▸ PROBLEM TO WORK ON: Scan the data below for the string "retval". Copy every line where it appears.

▸ PROVIDED ENTRIES:
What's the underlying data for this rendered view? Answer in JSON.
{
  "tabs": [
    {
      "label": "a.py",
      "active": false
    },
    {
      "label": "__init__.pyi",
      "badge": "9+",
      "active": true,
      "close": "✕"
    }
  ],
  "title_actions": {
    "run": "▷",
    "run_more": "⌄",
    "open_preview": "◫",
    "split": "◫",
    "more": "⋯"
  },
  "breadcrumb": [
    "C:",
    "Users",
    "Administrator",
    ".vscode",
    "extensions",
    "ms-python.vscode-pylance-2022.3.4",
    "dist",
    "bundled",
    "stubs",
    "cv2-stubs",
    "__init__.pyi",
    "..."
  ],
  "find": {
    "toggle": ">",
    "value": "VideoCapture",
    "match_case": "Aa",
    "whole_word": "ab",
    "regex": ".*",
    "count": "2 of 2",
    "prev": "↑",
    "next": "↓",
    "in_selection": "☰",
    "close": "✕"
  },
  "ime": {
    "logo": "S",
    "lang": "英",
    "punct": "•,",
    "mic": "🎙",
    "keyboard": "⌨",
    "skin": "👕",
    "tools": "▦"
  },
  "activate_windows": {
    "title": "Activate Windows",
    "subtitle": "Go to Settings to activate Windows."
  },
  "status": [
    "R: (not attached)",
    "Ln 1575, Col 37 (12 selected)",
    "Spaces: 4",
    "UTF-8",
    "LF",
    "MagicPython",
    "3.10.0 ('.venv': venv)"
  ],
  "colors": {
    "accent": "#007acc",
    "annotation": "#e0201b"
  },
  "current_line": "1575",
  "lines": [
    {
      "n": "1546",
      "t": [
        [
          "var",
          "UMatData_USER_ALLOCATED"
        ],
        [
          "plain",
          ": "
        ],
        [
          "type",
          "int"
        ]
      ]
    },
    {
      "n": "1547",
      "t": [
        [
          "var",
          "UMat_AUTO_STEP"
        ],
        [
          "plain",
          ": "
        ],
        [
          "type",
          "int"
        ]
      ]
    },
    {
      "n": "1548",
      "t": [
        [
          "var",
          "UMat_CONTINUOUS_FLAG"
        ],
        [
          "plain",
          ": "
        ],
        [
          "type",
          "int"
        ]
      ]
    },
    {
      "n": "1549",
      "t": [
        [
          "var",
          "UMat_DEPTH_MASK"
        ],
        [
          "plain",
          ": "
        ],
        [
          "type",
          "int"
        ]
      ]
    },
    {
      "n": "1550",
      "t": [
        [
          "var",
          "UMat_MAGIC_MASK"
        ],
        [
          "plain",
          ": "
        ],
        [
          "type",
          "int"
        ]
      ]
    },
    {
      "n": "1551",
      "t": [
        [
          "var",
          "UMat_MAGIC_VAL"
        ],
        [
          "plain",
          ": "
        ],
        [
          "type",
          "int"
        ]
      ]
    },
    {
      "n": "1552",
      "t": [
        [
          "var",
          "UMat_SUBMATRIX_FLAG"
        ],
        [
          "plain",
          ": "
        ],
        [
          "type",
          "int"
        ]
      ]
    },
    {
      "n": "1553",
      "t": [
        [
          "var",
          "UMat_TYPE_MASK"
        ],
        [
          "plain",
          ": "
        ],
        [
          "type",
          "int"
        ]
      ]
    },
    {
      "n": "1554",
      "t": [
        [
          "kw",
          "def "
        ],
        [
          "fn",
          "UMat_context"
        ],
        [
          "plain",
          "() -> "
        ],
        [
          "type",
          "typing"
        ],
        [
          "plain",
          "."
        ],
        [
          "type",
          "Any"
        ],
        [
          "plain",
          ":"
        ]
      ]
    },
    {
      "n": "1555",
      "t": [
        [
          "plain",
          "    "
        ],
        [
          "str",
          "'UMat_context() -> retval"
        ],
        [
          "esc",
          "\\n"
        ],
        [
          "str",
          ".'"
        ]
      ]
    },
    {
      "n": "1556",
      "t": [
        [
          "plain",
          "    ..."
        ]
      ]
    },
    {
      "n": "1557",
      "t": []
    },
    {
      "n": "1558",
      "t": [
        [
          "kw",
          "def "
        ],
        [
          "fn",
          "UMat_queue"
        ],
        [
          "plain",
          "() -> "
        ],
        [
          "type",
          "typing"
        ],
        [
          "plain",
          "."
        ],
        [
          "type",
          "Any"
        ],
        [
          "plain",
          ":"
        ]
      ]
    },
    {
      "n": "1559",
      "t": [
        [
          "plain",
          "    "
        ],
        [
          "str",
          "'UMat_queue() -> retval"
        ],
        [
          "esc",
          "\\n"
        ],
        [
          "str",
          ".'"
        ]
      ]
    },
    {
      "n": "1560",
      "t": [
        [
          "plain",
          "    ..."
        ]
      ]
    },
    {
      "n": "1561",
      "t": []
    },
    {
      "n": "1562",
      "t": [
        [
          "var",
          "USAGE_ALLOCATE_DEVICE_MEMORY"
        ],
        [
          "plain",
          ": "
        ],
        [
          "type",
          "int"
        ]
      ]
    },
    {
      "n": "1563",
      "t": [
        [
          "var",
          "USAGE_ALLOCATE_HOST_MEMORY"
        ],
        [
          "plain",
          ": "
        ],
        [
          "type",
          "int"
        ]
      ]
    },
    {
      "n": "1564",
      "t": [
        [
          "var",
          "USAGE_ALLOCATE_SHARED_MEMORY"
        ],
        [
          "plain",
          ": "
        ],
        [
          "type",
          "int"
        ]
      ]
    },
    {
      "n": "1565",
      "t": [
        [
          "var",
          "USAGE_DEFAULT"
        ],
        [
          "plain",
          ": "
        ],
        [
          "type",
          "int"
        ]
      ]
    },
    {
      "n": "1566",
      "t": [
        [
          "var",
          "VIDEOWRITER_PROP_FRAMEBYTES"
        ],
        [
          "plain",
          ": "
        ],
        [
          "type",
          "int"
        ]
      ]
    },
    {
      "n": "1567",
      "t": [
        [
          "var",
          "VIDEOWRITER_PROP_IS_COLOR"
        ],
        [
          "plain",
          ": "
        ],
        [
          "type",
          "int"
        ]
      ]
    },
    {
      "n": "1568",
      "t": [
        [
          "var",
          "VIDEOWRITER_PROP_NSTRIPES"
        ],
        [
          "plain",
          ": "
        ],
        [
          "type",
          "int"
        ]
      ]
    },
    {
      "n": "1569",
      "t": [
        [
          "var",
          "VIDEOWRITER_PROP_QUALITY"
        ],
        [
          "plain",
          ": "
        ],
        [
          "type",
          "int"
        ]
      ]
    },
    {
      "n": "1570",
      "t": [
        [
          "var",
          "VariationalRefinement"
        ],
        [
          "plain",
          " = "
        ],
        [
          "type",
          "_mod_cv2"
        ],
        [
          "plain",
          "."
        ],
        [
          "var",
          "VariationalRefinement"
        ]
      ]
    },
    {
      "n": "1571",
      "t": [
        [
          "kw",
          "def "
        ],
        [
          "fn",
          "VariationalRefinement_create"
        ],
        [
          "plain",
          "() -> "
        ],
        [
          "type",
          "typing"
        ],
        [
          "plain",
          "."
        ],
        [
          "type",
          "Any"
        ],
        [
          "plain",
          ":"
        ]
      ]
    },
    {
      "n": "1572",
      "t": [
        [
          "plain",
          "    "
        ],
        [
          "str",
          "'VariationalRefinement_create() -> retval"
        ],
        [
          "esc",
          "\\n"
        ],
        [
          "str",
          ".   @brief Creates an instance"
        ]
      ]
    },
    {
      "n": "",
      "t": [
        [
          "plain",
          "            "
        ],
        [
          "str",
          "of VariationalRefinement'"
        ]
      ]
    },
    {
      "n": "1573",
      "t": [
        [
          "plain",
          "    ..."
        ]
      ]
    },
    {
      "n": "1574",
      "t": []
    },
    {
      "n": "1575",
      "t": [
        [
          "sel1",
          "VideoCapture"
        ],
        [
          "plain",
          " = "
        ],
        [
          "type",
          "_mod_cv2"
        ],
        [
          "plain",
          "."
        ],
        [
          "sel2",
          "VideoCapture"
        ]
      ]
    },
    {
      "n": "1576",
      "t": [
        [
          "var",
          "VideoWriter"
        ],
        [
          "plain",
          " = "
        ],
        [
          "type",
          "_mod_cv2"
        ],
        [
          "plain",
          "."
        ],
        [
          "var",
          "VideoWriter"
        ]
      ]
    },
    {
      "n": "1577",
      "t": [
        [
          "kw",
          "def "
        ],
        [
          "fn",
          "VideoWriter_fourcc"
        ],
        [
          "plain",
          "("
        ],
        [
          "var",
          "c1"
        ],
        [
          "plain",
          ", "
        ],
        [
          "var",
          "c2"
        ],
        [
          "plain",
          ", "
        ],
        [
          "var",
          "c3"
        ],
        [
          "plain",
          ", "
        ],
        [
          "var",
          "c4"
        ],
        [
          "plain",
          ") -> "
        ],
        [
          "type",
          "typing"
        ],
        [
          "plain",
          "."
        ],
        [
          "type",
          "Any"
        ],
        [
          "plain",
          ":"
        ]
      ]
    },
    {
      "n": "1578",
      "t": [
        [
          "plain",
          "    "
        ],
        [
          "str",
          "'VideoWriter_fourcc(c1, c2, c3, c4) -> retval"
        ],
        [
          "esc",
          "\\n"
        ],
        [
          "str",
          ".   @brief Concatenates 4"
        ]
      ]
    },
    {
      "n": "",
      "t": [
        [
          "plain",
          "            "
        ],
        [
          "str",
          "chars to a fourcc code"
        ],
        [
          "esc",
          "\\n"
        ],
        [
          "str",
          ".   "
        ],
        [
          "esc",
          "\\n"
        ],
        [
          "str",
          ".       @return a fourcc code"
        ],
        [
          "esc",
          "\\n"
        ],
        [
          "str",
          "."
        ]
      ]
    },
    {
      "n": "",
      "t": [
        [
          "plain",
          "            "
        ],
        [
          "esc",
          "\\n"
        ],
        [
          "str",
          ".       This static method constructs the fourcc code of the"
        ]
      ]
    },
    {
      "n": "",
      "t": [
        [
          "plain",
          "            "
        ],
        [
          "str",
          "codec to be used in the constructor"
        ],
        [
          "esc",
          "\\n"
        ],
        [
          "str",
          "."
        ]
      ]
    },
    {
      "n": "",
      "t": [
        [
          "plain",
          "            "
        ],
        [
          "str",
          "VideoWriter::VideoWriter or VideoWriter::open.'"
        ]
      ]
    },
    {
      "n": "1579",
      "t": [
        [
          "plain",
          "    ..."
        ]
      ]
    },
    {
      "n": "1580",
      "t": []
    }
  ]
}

▸ WRITTEN REPLY:
          "'UMat_context() -> retval"
          "'UMat_queue() -> retval"
          "'VariationalRefinement_create() -> retval"
          "'VideoWriter_fourcc(c1, c2, c3, c4) -> retval"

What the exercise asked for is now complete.